### [AIM OF THE TASK]
Print the data verbatim. Leave every image out.

### [DATA UNDER STUDY]
##########

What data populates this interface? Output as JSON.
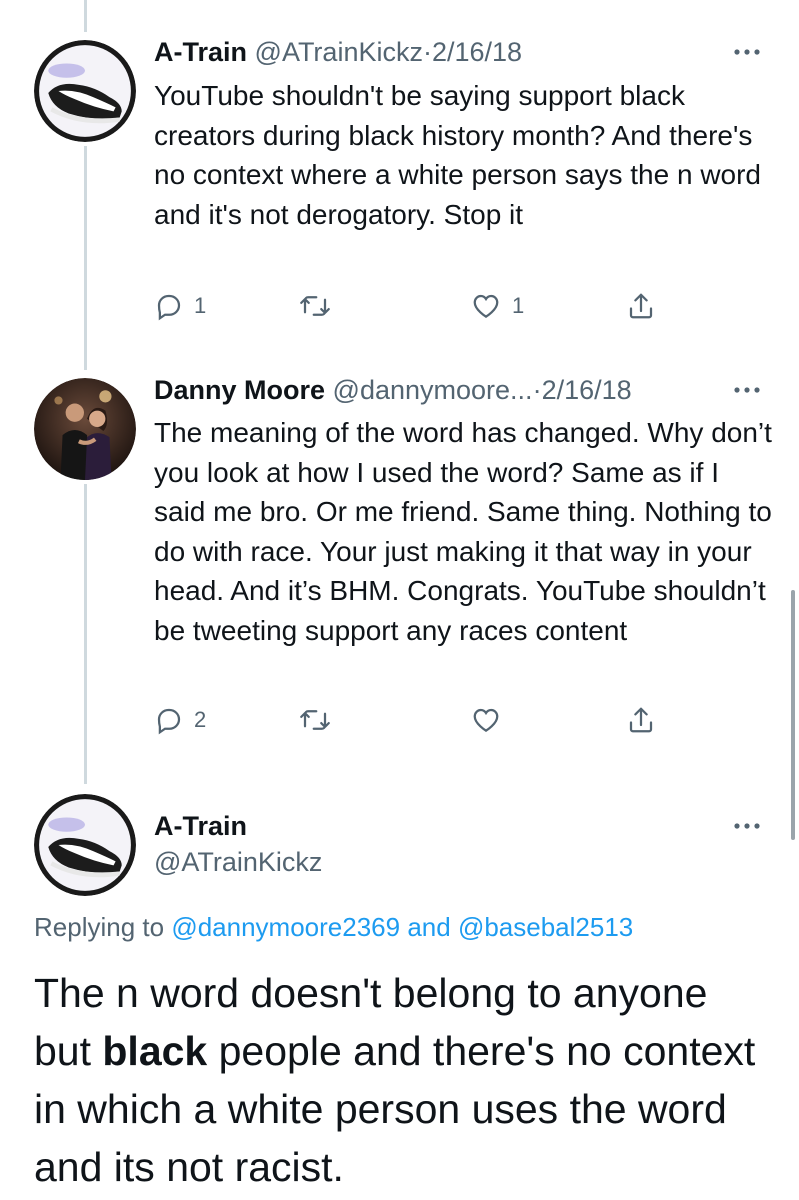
{
  "tweets": [
    {
      "name": "A-Train",
      "handle": "@ATrainKickz",
      "separator": "·",
      "date": "2/16/18",
      "text": "YouTube shouldn't be saying support black creators during black history month? And there's no context where a white person says the n word and it's not derogatory. Stop it",
      "avatar_icon": "sneaker-avatar",
      "replies": "1",
      "retweets": "",
      "likes": "1"
    },
    {
      "name": "Danny Moore",
      "handle": "@dannymoore...",
      "separator": "·",
      "date": "2/16/18",
      "text": "The meaning of the word has changed. Why don’t you look at how I used the word? Same as if I said me bro. Or me friend. Same thing. Nothing to do with race. Your just making it that way in your head. And it’s BHM. Congrats. YouTube shouldn’t be tweeting support any races content",
      "avatar_icon": "couple-photo-avatar",
      "replies": "2",
      "retweets": "",
      "likes": ""
    }
  ],
  "focused": {
    "name": "A-Train",
    "handle": "@ATrainKickz",
    "replying_prefix": "Replying to",
    "reply_to_1": "@dannymoore2369",
    "reply_joiner": "and",
    "reply_to_2": "@basebal2513",
    "text_before": "The n word doesn't belong to anyone but ",
    "text_bold": "black",
    "text_after": " people and there's no context in which a white person uses the word and its not racist.",
    "avatar_icon": "sneaker-avatar"
  },
  "icons": [
    "more-icon",
    "reply-icon",
    "retweet-icon",
    "like-icon",
    "share-icon"
  ],
  "colors": {
    "text": "#0f1419",
    "muted": "#536471",
    "link": "#1d9bf0",
    "thread_line": "#cfd9de"
  }
}
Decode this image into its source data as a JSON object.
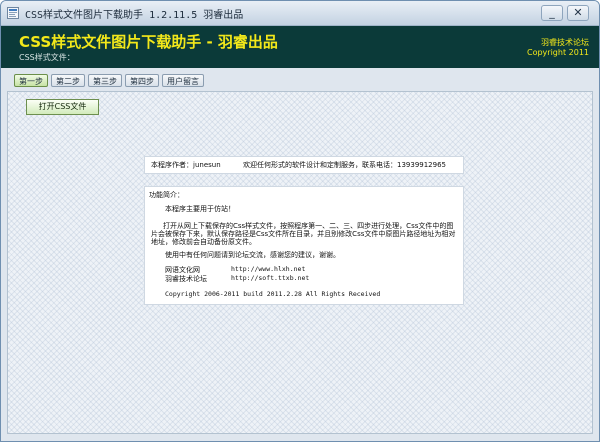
{
  "window": {
    "title": "CSS样式文件图片下载助手  1.2.11.5  羽睿出品",
    "minimize_glyph": "_",
    "close_glyph": "✕"
  },
  "banner": {
    "title": "CSS样式文件图片下载助手 - 羽睿出品",
    "subtitle": "CSS样式文件：",
    "right_line1": "羽睿技术论坛",
    "right_line2": "Copyright 2011"
  },
  "tabs": [
    {
      "label": "第一步",
      "active": true
    },
    {
      "label": "第二步",
      "active": false
    },
    {
      "label": "第三步",
      "active": false
    },
    {
      "label": "第四步",
      "active": false
    },
    {
      "label": "用户留言",
      "active": false
    }
  ],
  "open_button": "打开CSS文件",
  "author": {
    "name": "本程序作者：junesun",
    "message": "欢迎任何形式的软件设计和定制服务，联系电话：13939912965"
  },
  "info": {
    "label": "功能简介：",
    "line1": "本程序主要用于仿站！",
    "para": "打开从网上下载保存的Css样式文件，按照程序第一、二、三、四步进行处理，Css文件中的图片会被保存下来，默认保存路径是Css文件所在目录，并且别修改Css文件中原图片路径地址为相对地址，修改前会自动备份原文件。",
    "line3": "使用中有任何问题请到论坛交流，感谢您的建议，谢谢。",
    "links": [
      {
        "label": "网语文化网",
        "url": "http://www.hlxh.net"
      },
      {
        "label": "羽睿技术论坛",
        "url": "http://soft.ttxb.net"
      }
    ],
    "copyright": "Copyright 2006-2011  build 2011.2.28  All Rights Received"
  },
  "colors": {
    "banner_bg": "#0b3a39",
    "banner_text": "#f3e81a",
    "active_tab": "#c7e3a6"
  }
}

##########

### [TASK RESULT]
What data populates this interface? Output as JSON.
{
  "tweets": [
    {
      "name": "A-Train",
      "handle": "@ATrainKickz",
      "separator": "·",
      "date": "2/16/18",
      "text": "YouTube shouldn't be saying support black creators during black history month? And there's no context where a white person says the n word and it's not derogatory. Stop it",
      "avatar_icon": "sneaker-avatar",
      "replies": "1",
      "retweets": "",
      "likes": "1"
    },
    {
      "name": "Danny Moore",
      "handle": "@dannymoore...",
      "separator": "·",
      "date": "2/16/18",
      "text": "The meaning of the word has changed. Why don’t you look at how I used the word? Same as if I said me bro. Or me friend. Same thing. Nothing to do with race. Your just making it that way in your head. And it’s BHM. Congrats. YouTube shouldn’t be tweeting support any races content",
      "avatar_icon": "couple-photo-avatar",
      "replies": "2",
      "retweets": "",
      "likes": ""
    }
  ],
  "focused": {
    "name": "A-Train",
    "handle": "@ATrainKickz",
    "replying_prefix": "Replying to",
    "reply_to_1": "@dannymoore2369",
    "reply_joiner": "and",
    "reply_to_2": "@basebal2513",
    "text_before": "The n word doesn't belong to anyone but ",
    "text_bold": "black",
    "text_after": " people and there's no context in which a white person uses the word and its not racist.",
    "avatar_icon": "sneaker-avatar"
  },
  "icons": [
    "more-icon",
    "reply-icon",
    "retweet-icon",
    "like-icon",
    "share-icon"
  ],
  "colors": {
    "text": "#0f1419",
    "muted": "#536471",
    "link": "#1d9bf0",
    "thread_line": "#cfd9de"
  }
}
Decode this image into its source data as a JSON object.
{
  "window": {
    "title": "CSS样式文件图片下载助手  1.2.11.5  羽睿出品",
    "minimize_glyph": "_",
    "close_glyph": "✕"
  },
  "banner": {
    "title": "CSS样式文件图片下载助手 - 羽睿出品",
    "subtitle": "CSS样式文件：",
    "right_line1": "羽睿技术论坛",
    "right_line2": "Copyright 2011"
  },
  "tabs": [
    {
      "label": "第一步",
      "active": true
    },
    {
      "label": "第二步",
      "active": false
    },
    {
      "label": "第三步",
      "active": false
    },
    {
      "label": "第四步",
      "active": false
    },
    {
      "label": "用户留言",
      "active": false
    }
  ],
  "open_button": "打开CSS文件",
  "author": {
    "name": "本程序作者：junesun",
    "message": "欢迎任何形式的软件设计和定制服务，联系电话：13939912965"
  },
  "info": {
    "label": "功能简介：",
    "line1": "本程序主要用于仿站！",
    "para": "打开从网上下载保存的Css样式文件，按照程序第一、二、三、四步进行处理，Css文件中的图片会被保存下来，默认保存路径是Css文件所在目录，并且别修改Css文件中原图片路径地址为相对地址，修改前会自动备份原文件。",
    "line3": "使用中有任何问题请到论坛交流，感谢您的建议，谢谢。",
    "links": [
      {
        "label": "网语文化网",
        "url": "http://www.hlxh.net"
      },
      {
        "label": "羽睿技术论坛",
        "url": "http://soft.ttxb.net"
      }
    ],
    "copyright": "Copyright 2006-2011  build 2011.2.28  All Rights Received"
  },
  "colors": {
    "banner_bg": "#0b3a39",
    "banner_text": "#f3e81a",
    "active_tab": "#c7e3a6"
  }
}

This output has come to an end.